Services in business processes frequently include SaaS, PaaS, and IaaS that are accessed automatically or manually to exchange data and perform operations, usually through APIs. So orchestration of services as needed in a sequence of tasks that make up a business process can be done with a BPM engine through extensions, two-way connections between the engine and the service. BPM engines can handle multiple types of APIs and can even allow creation of custom APIs for proprietary and legacy systems.
Orchestrating Legacy Systems: Monoliths and API-Less
Legacy systems in companies worldwide are still supporting critical functions (Cobol is still running on a lot of mainframes!) These companies face a double challenge—keep up with the flexible, agile competition but also keep their foundational, legacy information systems. Innovative players are successfully integrating a mix of their legacy systems with modern technologies—like platforms to apply data science and analytics.
BPM used for orchestration can be an essential piece of this, to coordinate multiple systems that need to participate in processes to deliver new/better services to customers. If a legacy system is accessible through APIs, then a BPM engine can orchestrate them directly.
Many legacy systems do not have APIs, so software robots provided through RPA are very useful for interacting with legacy “old-school” user interfaces. (See more below on Software robots.)
A BPM engine provides workflow and interface capabilities to manage what people do: work assignment rules, delegation capabilities, management of deadlines, prioritization of work, multiple validation levels, and so on. Orchestration through a BPM engine can help link people and systems where needed so a company or organization can offer superior customer service.
The BPM engine is also easily integrated with user interfaces (web forms). A smooth back-end operation can invisibly fetch customer data from a legacy user database, call the appropriate employee(s) into the process when needed, coordinate all the necessary calls to and from the newest microservices, and ends with a customer who has obtained what they needed, when they needed it, through a pleasant and satisfying interaction.
Orchestrating Software Robots
In recent years we’ve seen a new set of actors emerge: software robots. Robotic Process Automation (RPA) replaces repetitive tasks (or sequences of actions) that might otherwise be done by people.
RPA robots can interface with microservices, services, and other software normally accessed by people through a user interface. These robots perform standardized, repetitive tasks faster and more accurately than humans, and do not get bored or make errors on tedious work like data extraction, data entry, or data search.
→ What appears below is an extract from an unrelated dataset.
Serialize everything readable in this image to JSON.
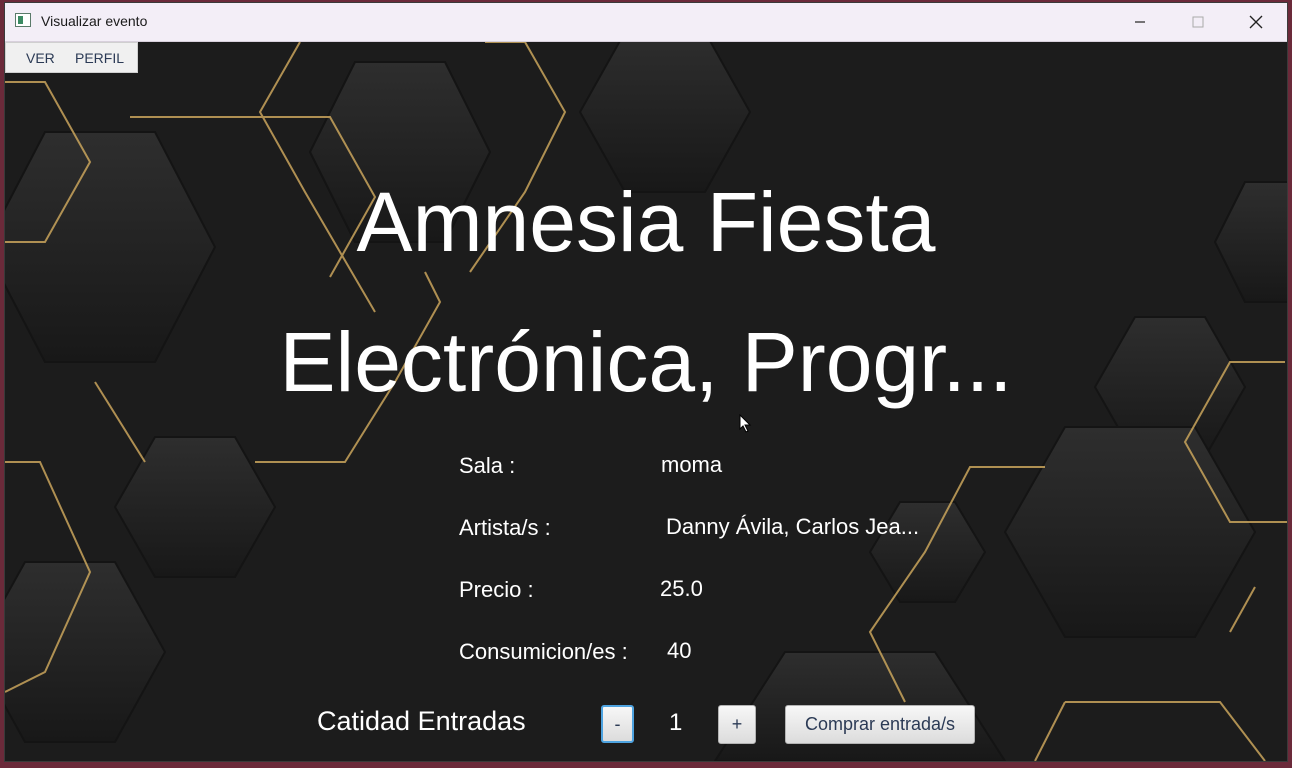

A BPM engine can integrate smoothly with RPA robots. It can control the deployment of RPA robots, and orchestrate their role in the process in the same way that it provides two-way access to other software.
Calling a robot to run an operation is conceptually the same as calling a service. However, robots can also have a user interface, instead of interacting only through APIs. As noted in Orchestrating legacy systems above, robots are very useful for interacting with legacy “old-school” user interfaces that do not have APIs. An RPA robot offers a way to access legacy systems in BPM orchestration.
Business process management technology is useful for automating business processes on many levels, offering DevOps teams multiple “ways in” to tie together the wide and deep mix of technologies that the business—and the people in it—depend on.
Published at DZone with permission of Miguel Valdes. See the original article here.
Opinions expressed by DZone contributors are their own.